In addition to paying tribute to the monster movies that preceded it, Young Frankenstein reminds viewers of the movie musical genre in the classic “Puttin’ on the Ritz” tap number. Reminiscent of the tuxedoed Fred Astaire dancing to this song in the 1946 film Blue Skies, Frederick and the Monster don tuxedos and try to suavely tap their way into the hearts of an audience predisposed to fear the Monster. The absurdity of this singing, dancing duo alone makes Young Frankenstein worth watching more than once.

More general movie tropes must be understood before a parody can be appreciated. Villagers with pitchforks and torches storming Frankenstein’s castle references the Whale film’s scene of vigilante justice, but the image of the fire-lit mob has been appropriated by many a film (e.g., The Phantom of the Opera) and television series (e.g., The Simpsons). Mel Brooks adds a personal touch to the mob leader. In his films, a German authority figure must be mocked; the best example is the “Springtime for Hitler” musical number in The Producers. In Young Frankenstein Inspector Kemp (Kenneth Mars) incites mob violence. However, with his difficult-to-understand accent, he lacks the appropriate menace to be an effective leader. Nevertheless, the pitchfork-wielding villagers do manage to storm the castle and force Frankenstein into a rushed experiment to temper the Monster’s volatile personality by giving some of his own brain power to his creation.

A final scene shows the result of this experiment on the two couples whose relationships are developed throughout the film — Frederick and his lab assistant Inga (Teri Garr) and the Monster and Elizabeth.
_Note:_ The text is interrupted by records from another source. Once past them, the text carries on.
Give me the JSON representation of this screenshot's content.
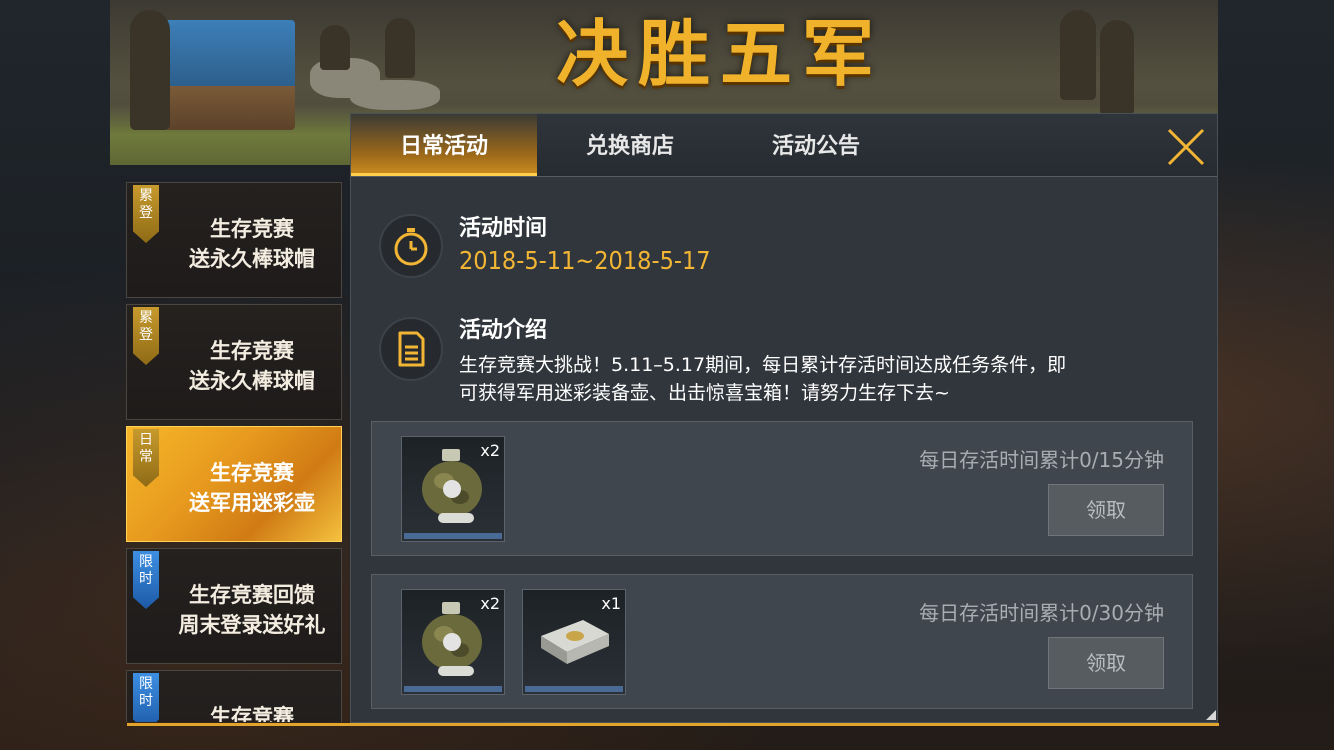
{
  "banner": {
    "title": "决胜五军"
  },
  "tabs": [
    {
      "label": "日常活动",
      "active": true
    },
    {
      "label": "兑换商店",
      "active": false
    },
    {
      "label": "活动公告",
      "active": false
    }
  ],
  "sidebar": {
    "items": [
      {
        "ribbon": "累登",
        "ribbon_color": "gold",
        "line1": "生存竞赛",
        "line2": "送永久棒球帽",
        "active": false
      },
      {
        "ribbon": "累登",
        "ribbon_color": "gold",
        "line1": "生存竞赛",
        "line2": "送永久棒球帽",
        "active": false
      },
      {
        "ribbon": "日常",
        "ribbon_color": "gold",
        "line1": "生存竞赛",
        "line2": "送军用迷彩壶",
        "active": true
      },
      {
        "ribbon": "限时",
        "ribbon_color": "blue",
        "line1": "生存竞赛回馈",
        "line2": "周末登录送好礼",
        "active": false
      },
      {
        "ribbon": "限时",
        "ribbon_color": "blue",
        "line1": "生存竞赛",
        "line2": "",
        "active": false
      }
    ]
  },
  "main": {
    "time_section": {
      "title": "活动时间",
      "value": "2018-5-11~2018-5-17",
      "icon": "stopwatch-icon"
    },
    "intro_section": {
      "title": "活动介绍",
      "text_line1": "生存竞赛大挑战！5.11–5.17期间，每日累计存活时间达成任务条件，即",
      "text_line2": "可获得军用迷彩装备壶、出击惊喜宝箱！请努力生存下去~",
      "icon": "document-icon"
    },
    "tasks": [
      {
        "description": "每日存活时间累计0/15分钟",
        "button": "领取",
        "rewards": [
          {
            "item": "camo-canteen",
            "qty": "x2"
          }
        ]
      },
      {
        "description": "每日存活时间累计0/30分钟",
        "button": "领取",
        "rewards": [
          {
            "item": "camo-canteen",
            "qty": "x2"
          },
          {
            "item": "surprise-chest",
            "qty": "x1"
          }
        ]
      }
    ]
  },
  "colors": {
    "accent": "#f2b534",
    "panel_bg": "#31363c",
    "ribbon_gold": "#c79a2d",
    "ribbon_blue": "#3d8fe3"
  }
}
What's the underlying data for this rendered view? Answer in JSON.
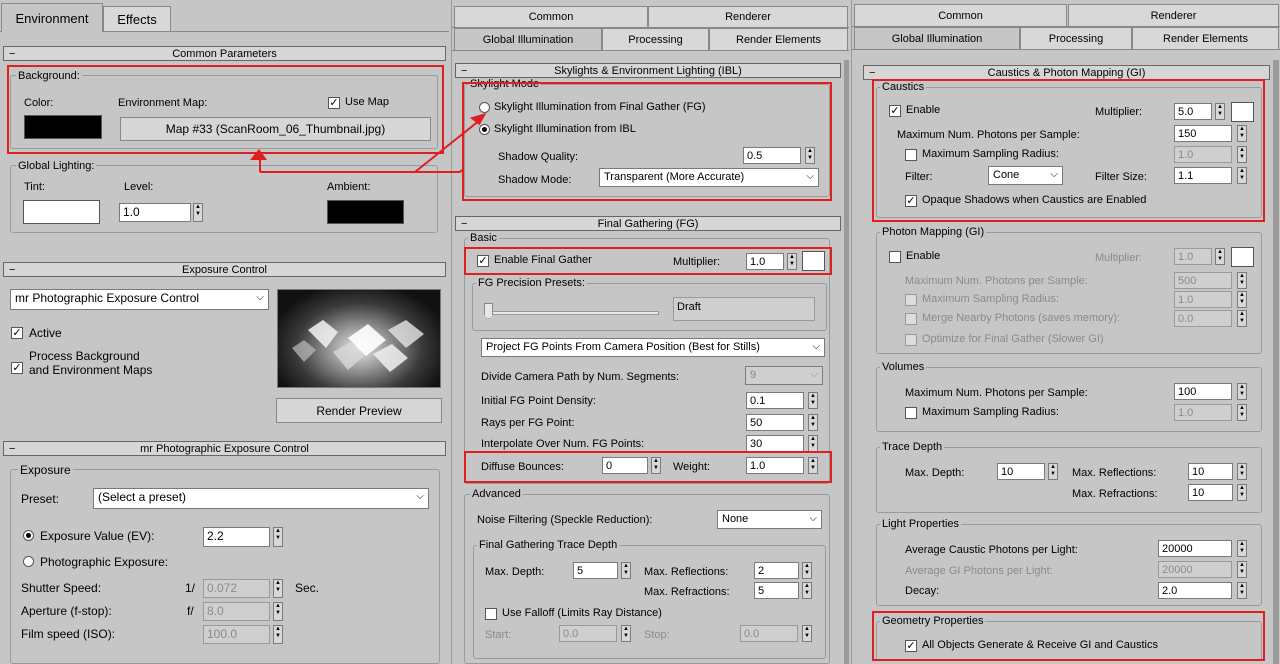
{
  "left": {
    "tabs": [
      "Environment",
      "Effects"
    ],
    "common_params": {
      "title": "Common Parameters",
      "background": {
        "group": "Background:",
        "color_label": "Color:",
        "env_map_label": "Environment Map:",
        "use_map_label": "Use Map",
        "use_map_checked": "✓",
        "map_button": "Map #33 (ScanRoom_06_Thumbnail.jpg)",
        "color_value": "#000000"
      },
      "global_lighting": {
        "group": "Global Lighting:",
        "tint_label": "Tint:",
        "level_label": "Level:",
        "level_value": "1.0",
        "ambient_label": "Ambient:"
      }
    },
    "exposure_control": {
      "title": "Exposure Control",
      "selected": "mr Photographic Exposure Control",
      "active_label": "Active",
      "active_checked": "✓",
      "process_bg_label": "Process Background",
      "process_bg_label2": "and Environment Maps",
      "process_bg_checked": "✓",
      "render_preview": "Render Preview"
    },
    "mr_exposure": {
      "title": "mr Photographic Exposure Control",
      "group": "Exposure",
      "preset_label": "Preset:",
      "preset_value": "(Select a preset)",
      "ev_label": "Exposure Value (EV):",
      "ev_value": "2.2",
      "photo_label": "Photographic Exposure:",
      "shutter_label": "Shutter Speed:",
      "shutter_prefix": "1/",
      "shutter_value": "0.072",
      "shutter_unit": "Sec.",
      "aperture_label": "Aperture (f-stop):",
      "aperture_prefix": "f/",
      "aperture_value": "8.0",
      "film_label": "Film speed (ISO):",
      "film_value": "100.0"
    }
  },
  "middle": {
    "tabs_top": [
      "Common",
      "Renderer"
    ],
    "tabs_bottom": [
      "Global Illumination",
      "Processing",
      "Render Elements"
    ],
    "skylights": {
      "title": "Skylights & Environment Lighting (IBL)",
      "group": "Skylight Mode",
      "opt_fg": "Skylight Illumination from Final Gather (FG)",
      "opt_ibl": "Skylight Illumination from IBL",
      "shadow_quality_label": "Shadow Quality:",
      "shadow_quality_value": "0.5",
      "shadow_mode_label": "Shadow Mode:",
      "shadow_mode_value": "Transparent (More Accurate)"
    },
    "final_gathering": {
      "title": "Final Gathering (FG)",
      "basic_group": "Basic",
      "enable_label": "Enable Final Gather",
      "enable_checked": "✓",
      "multiplier_label": "Multiplier:",
      "multiplier_value": "1.0",
      "presets_group": "FG Precision Presets:",
      "preset_value": "Draft",
      "project_value": "Project FG Points From Camera Position (Best for Stills)",
      "divide_label": "Divide Camera Path by Num. Segments:",
      "divide_value": "9",
      "density_label": "Initial FG Point Density:",
      "density_value": "0.1",
      "rays_label": "Rays per FG Point:",
      "rays_value": "50",
      "interp_label": "Interpolate Over Num. FG Points:",
      "interp_value": "30",
      "bounces_label": "Diffuse Bounces:",
      "bounces_value": "0",
      "weight_label": "Weight:",
      "weight_value": "1.0",
      "advanced_group": "Advanced",
      "noise_label": "Noise Filtering (Speckle Reduction):",
      "noise_value": "None",
      "trace_group": "Final Gathering Trace Depth",
      "max_depth_label": "Max. Depth:",
      "max_depth_value": "5",
      "max_refl_label": "Max. Reflections:",
      "max_refl_value": "2",
      "max_refr_label": "Max. Refractions:",
      "max_refr_value": "5",
      "falloff_label": "Use Falloff (Limits Ray Distance)",
      "start_label": "Start:",
      "start_value": "0.0",
      "stop_label": "Stop:",
      "stop_value": "0.0"
    }
  },
  "right": {
    "tabs_top": [
      "Common",
      "Renderer"
    ],
    "tabs_bottom": [
      "Global Illumination",
      "Processing",
      "Render Elements"
    ],
    "caustics_rollout": {
      "title": "Caustics & Photon Mapping (GI)",
      "caustics": {
        "group": "Caustics",
        "enable_label": "Enable",
        "enable_checked": "✓",
        "multiplier_label": "Multiplier:",
        "multiplier_value": "5.0",
        "max_photons_label": "Maximum Num. Photons per Sample:",
        "max_photons_value": "150",
        "max_radius_label": "Maximum Sampling Radius:",
        "max_radius_value": "1.0",
        "filter_label": "Filter:",
        "filter_value": "Cone",
        "filter_size_label": "Filter Size:",
        "filter_size_value": "1.1",
        "opaque_label": "Opaque Shadows when Caustics are Enabled",
        "opaque_checked": "✓"
      },
      "photon_mapping": {
        "group": "Photon Mapping (GI)",
        "enable_label": "Enable",
        "multiplier_label": "Multiplier:",
        "multiplier_value": "1.0",
        "max_photons_label": "Maximum Num. Photons per Sample:",
        "max_photons_value": "500",
        "max_radius_label": "Maximum Sampling Radius:",
        "max_radius_value": "1.0",
        "merge_label": "Merge Nearby Photons (saves memory):",
        "merge_value": "0.0",
        "optimize_label": "Optimize for Final Gather (Slower GI)"
      },
      "volumes": {
        "group": "Volumes",
        "max_photons_label": "Maximum Num. Photons per Sample:",
        "max_photons_value": "100",
        "max_radius_label": "Maximum Sampling Radius:",
        "max_radius_value": "1.0"
      },
      "trace_depth": {
        "group": "Trace Depth",
        "max_depth_label": "Max. Depth:",
        "max_depth_value": "10",
        "max_refl_label": "Max. Reflections:",
        "max_refl_value": "10",
        "max_refr_label": "Max. Refractions:",
        "max_refr_value": "10"
      },
      "light_props": {
        "group": "Light Properties",
        "avg_caustic_label": "Average Caustic Photons per Light:",
        "avg_caustic_value": "20000",
        "avg_gi_label": "Average GI Photons per Light:",
        "avg_gi_value": "20000",
        "decay_label": "Decay:",
        "decay_value": "2.0"
      },
      "geometry": {
        "group": "Geometry Properties",
        "all_objects_label": "All Objects Generate & Receive GI and Caustics",
        "all_objects_checked": "✓"
      }
    }
  },
  "colors": {
    "highlight": "#e02020",
    "panel": "#c6c6c6"
  }
}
The now highly intelligent, calmer Monster is reading in bed when Elizabeth, now an Elsa Lanchester-as-Bride lookalike, struts into the bedroom with love-making on her mind. In the Frankenstein bedroom, Inga innocently asks what Frederick received from the supersized Monster in exchange for part of his brain. Wilder’s eyes grow larger and more intensely focused as he growls. Inga exclaims her joy and wonder before breaking into song to reprise “Ah, Sweet Mystery of Life”, one of the film’s musical themes. What could have been a cheap sex joke became a fitting punchline because of Wilder’s animated face and ability to sell a sound effect.

Each member of the talented main cast has at least one quotable line. Like Wilder, castmates Kahn, Feldman, and Mars either had been or would be cast in another Brooks movie. Yet Wilder stands out. In Young Frankenstein he’s a master of physical comedy and the carefully timed line. He’s an unlikely leading man who wins over his true love.

Young Frankenstein taught my brother and me how the individually quotable lines, reaction shots, and loosely adapted Frankenstein plot can be transformed into #13 on the American Film Institute’s list of America’s 100 Funniest Movies. It helped us understand its place within cinematic history and the many sources from which it borrowed. Young Frankenstein in general — and Gene Wilder in particular — gave us a lifetime of shared smiles.

Since Wilder’s death was announced on 29 August, several writers have mentioned his enduring film legacy. Perhaps Wilder’s legacy is even simpler and more personal to his fans. Wilder taught us to appreciate comedy and the art of filmmaking. His performances stick with us and become part of our familial experiences as well as pop culture touchstones. We are part of Wilder’s legacy every time we quote Young Frankenstein or discuss it with our friends and family. A cinematic legacy is important, but the personable Wilder, with his concern for his audiences (especially the children who think of him as Willy Wonka), would likely be just as proud of a legacy of fans spanning generations.